John Lund, on the other hand, doesn’t work out so well. I’d like to be able to blame the writing (as some of it is rather cheesy), but I think he was just lost as an actor. The role was calling for some comedy, but he doesn’t know how to pull it off. Lund plays some scenes much too serious, and others far too much like a screwball comedy. There needed to be a happy medium somewhere, but Lund never finds one. Perhaps he was just overmatched by his co-stars. The role seems to need an actor that could handle his more comedic scenes with the kind and naive congresswoman, but also seem man enough to tame his German seductress. My suggestion, incidentally (not that anyone asked me): Ray Milland, and if you don’t think he’s right, just think about him with Jean Arthur in “Easy Living” (1937), with Marlene Dietrich in “Golden Earrings” (1947), and teaming with Billy Wilder in his Academy Award winning role in “The Lost Weekend”. He seems almost destined to be in this film!
Another aspect in which “A Foreign Affair” excels is in the location shooting throughout war-torn Berlin. Few films in the years after WWII seemed to capture the devastation and destruction during these beginning stages in the rebuilding process. There aren’t lots of scenes with the ruins around them, but the ones that are there leave a lasting impression. These harrowing images give the overall film a feel that reminds me of the Fred Zinnemann film, “The Search” (1948), released just three months earlier. Cinematographer Charles Lang takes full advantage of his surroundings, enhancing his own superb black and white cinematography. This film was one of Lang’s seventeen Academy Award nominated works, tying him for the most ever in his field. Any opportunity to see his work is well worth the time, and “A Foreign Affair” is no exception.

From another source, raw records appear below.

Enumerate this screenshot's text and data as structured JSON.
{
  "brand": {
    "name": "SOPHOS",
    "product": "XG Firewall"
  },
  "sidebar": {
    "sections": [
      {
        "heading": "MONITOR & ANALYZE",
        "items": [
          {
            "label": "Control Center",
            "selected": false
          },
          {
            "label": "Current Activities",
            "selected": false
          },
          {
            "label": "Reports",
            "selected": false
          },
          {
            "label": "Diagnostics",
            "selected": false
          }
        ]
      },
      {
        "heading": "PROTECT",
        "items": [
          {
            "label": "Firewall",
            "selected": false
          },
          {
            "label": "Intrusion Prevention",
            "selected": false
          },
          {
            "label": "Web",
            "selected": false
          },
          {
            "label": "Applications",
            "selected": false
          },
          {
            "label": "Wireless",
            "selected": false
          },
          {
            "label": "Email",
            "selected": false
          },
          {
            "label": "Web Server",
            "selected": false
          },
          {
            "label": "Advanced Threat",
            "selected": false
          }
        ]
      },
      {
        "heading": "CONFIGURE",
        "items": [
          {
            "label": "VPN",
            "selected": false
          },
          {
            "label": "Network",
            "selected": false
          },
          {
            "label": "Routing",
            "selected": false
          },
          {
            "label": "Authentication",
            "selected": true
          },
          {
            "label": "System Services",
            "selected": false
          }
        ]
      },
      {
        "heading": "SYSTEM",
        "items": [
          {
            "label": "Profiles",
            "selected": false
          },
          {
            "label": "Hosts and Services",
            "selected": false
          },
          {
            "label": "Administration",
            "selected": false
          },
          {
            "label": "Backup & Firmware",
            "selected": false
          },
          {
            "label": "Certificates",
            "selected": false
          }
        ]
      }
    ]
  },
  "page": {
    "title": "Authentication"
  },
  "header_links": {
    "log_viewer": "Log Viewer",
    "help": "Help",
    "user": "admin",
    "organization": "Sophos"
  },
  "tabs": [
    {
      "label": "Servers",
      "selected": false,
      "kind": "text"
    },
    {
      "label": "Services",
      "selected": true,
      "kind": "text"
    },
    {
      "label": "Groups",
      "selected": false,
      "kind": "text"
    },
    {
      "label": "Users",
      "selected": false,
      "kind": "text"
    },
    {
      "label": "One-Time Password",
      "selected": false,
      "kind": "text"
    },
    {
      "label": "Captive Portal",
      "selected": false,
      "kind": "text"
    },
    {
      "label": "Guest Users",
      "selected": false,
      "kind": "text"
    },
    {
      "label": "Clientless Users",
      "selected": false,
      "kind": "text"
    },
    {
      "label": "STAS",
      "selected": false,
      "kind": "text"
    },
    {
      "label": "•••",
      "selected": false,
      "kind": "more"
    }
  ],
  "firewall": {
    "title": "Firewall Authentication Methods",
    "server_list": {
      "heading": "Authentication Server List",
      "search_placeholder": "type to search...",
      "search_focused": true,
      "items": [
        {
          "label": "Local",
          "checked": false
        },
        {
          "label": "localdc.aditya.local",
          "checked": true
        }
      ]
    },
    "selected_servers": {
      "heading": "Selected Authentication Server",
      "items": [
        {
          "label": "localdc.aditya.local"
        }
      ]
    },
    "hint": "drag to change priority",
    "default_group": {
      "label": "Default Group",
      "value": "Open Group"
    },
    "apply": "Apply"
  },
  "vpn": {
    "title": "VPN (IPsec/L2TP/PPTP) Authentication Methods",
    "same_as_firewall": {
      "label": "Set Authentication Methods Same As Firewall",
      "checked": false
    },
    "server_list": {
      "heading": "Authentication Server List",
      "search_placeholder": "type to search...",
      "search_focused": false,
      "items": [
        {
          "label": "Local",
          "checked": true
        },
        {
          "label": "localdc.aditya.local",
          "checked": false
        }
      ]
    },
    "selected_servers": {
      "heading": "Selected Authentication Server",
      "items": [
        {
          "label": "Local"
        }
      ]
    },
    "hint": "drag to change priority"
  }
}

Today, “A Foreign Affair” isn’t overly seen or discussed. It’s availability is disappointing, as it currently can only be purchased through Turner Classic Movies in a print that is in dire need of some attention. Perhaps in future years this film will be experienced by a new audience who can appreciate it more as its availability widens.